Exercise goal
Search the records for the string "wrapper" and copy every line in which it appears.

[Records drawn from a dataset]
'''
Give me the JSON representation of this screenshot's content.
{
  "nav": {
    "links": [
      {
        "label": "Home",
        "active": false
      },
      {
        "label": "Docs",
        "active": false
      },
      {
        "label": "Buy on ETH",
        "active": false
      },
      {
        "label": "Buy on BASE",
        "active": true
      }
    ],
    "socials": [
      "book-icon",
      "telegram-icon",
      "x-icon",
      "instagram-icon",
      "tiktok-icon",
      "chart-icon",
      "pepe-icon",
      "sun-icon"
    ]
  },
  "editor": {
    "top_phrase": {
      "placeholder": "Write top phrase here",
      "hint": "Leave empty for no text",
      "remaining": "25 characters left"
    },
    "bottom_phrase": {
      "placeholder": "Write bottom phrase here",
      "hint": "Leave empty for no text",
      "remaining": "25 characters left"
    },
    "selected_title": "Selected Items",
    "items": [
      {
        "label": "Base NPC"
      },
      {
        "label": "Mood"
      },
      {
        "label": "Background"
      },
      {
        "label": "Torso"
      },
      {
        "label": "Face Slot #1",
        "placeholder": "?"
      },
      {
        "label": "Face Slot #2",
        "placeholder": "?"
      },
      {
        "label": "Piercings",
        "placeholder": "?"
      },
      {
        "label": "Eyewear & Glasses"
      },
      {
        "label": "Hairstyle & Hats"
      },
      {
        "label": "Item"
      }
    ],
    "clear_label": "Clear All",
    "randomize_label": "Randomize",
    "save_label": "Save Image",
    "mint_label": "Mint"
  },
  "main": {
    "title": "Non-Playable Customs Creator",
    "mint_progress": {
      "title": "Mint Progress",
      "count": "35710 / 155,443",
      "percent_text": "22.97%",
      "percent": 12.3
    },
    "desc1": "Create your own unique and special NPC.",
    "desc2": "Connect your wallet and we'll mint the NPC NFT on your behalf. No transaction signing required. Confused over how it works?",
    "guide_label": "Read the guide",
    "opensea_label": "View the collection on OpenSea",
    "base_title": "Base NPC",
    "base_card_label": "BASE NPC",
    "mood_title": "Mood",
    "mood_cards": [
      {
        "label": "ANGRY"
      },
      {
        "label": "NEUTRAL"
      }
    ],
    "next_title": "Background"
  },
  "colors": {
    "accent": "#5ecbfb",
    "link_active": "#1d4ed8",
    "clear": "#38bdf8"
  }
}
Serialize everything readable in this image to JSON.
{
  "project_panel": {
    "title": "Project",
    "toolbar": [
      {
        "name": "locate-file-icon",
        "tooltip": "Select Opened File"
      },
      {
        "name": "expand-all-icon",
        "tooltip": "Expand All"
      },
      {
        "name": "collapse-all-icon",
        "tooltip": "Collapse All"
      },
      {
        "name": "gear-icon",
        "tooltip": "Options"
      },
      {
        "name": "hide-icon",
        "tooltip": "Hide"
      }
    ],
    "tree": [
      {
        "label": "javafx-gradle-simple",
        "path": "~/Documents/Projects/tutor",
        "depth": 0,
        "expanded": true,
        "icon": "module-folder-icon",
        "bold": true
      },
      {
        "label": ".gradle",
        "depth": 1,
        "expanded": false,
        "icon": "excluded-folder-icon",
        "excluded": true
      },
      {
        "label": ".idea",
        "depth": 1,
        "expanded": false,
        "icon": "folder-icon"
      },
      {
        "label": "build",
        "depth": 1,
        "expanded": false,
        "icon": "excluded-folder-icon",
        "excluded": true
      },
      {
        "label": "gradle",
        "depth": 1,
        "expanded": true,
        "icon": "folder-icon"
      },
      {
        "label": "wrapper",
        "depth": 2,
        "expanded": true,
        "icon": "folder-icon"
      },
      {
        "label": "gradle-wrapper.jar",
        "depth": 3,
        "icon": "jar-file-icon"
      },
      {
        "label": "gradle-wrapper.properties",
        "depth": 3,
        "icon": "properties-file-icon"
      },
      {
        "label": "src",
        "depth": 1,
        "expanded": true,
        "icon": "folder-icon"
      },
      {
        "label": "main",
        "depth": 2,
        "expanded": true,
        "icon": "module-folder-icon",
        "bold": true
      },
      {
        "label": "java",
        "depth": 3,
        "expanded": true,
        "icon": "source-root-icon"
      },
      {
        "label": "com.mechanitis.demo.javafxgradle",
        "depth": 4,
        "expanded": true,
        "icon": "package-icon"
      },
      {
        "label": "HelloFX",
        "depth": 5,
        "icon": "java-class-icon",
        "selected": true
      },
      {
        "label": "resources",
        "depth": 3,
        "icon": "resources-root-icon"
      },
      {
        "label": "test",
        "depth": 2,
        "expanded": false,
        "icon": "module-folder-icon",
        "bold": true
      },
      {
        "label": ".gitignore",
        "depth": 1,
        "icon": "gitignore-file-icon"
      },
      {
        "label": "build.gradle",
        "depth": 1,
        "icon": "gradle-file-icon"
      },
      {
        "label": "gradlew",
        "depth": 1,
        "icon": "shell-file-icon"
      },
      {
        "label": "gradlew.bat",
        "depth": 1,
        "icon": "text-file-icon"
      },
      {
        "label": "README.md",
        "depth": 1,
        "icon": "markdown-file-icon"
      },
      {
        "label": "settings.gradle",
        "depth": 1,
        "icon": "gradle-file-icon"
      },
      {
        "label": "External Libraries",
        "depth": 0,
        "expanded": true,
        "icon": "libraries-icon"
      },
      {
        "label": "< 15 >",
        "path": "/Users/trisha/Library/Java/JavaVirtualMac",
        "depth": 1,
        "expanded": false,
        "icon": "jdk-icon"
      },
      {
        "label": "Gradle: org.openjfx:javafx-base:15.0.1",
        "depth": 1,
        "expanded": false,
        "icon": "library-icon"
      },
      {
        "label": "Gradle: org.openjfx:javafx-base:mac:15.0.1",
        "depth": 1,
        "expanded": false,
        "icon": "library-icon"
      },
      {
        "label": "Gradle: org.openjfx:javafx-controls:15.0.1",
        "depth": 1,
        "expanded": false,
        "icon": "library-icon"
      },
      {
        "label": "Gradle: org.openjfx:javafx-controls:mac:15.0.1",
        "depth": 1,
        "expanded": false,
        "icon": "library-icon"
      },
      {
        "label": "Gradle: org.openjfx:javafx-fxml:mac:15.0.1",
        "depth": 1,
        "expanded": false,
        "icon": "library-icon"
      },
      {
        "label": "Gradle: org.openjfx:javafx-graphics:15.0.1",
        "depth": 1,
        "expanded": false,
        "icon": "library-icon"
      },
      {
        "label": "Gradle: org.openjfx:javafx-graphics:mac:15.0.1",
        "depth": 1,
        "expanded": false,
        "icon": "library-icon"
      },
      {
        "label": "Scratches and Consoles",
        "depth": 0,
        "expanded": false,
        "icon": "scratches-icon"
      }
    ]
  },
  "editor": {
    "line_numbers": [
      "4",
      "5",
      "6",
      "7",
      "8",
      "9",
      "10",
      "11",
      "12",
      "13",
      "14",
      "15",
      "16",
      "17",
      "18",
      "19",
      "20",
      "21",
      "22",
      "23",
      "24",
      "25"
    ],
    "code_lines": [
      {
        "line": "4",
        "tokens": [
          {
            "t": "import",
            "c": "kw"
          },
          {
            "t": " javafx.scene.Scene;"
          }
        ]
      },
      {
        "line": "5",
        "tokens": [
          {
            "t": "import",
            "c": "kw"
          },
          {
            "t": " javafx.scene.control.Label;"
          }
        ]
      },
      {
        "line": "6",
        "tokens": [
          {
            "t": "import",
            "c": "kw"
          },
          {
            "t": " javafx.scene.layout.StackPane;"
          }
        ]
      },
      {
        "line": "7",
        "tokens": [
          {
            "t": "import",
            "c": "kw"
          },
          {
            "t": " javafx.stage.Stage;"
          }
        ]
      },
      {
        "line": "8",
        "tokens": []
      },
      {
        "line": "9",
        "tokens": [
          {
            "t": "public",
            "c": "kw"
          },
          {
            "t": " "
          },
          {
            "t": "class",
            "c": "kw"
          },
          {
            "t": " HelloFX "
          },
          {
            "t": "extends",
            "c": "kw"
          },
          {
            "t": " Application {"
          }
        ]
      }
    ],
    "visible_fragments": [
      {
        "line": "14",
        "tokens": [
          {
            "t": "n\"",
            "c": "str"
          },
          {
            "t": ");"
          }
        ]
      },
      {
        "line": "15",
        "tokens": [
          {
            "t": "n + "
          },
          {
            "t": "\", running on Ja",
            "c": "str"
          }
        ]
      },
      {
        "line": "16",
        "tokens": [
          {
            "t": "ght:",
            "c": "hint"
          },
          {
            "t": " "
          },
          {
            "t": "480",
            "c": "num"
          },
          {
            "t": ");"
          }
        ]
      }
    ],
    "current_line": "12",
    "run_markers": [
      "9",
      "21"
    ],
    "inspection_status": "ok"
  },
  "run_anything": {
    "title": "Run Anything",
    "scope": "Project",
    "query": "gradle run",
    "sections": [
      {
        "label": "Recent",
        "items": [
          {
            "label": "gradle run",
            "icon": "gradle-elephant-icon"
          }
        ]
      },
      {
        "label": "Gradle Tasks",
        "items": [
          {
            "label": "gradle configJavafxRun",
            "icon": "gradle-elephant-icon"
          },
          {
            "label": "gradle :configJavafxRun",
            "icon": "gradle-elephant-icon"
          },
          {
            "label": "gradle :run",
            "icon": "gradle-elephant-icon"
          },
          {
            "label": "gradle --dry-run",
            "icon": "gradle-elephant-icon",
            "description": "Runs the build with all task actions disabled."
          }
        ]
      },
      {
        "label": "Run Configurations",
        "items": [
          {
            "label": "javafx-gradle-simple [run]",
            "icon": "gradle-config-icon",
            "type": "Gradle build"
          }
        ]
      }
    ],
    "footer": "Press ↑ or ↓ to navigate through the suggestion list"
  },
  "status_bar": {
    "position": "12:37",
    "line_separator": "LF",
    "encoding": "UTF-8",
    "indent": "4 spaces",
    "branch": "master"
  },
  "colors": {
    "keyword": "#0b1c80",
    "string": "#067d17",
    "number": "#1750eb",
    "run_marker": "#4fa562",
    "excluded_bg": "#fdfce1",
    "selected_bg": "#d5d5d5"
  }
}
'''
Written solution
        "label": "wrapper",
        "label": "gradle-wrapper.jar",
        "label": "gradle-wrapper.properties",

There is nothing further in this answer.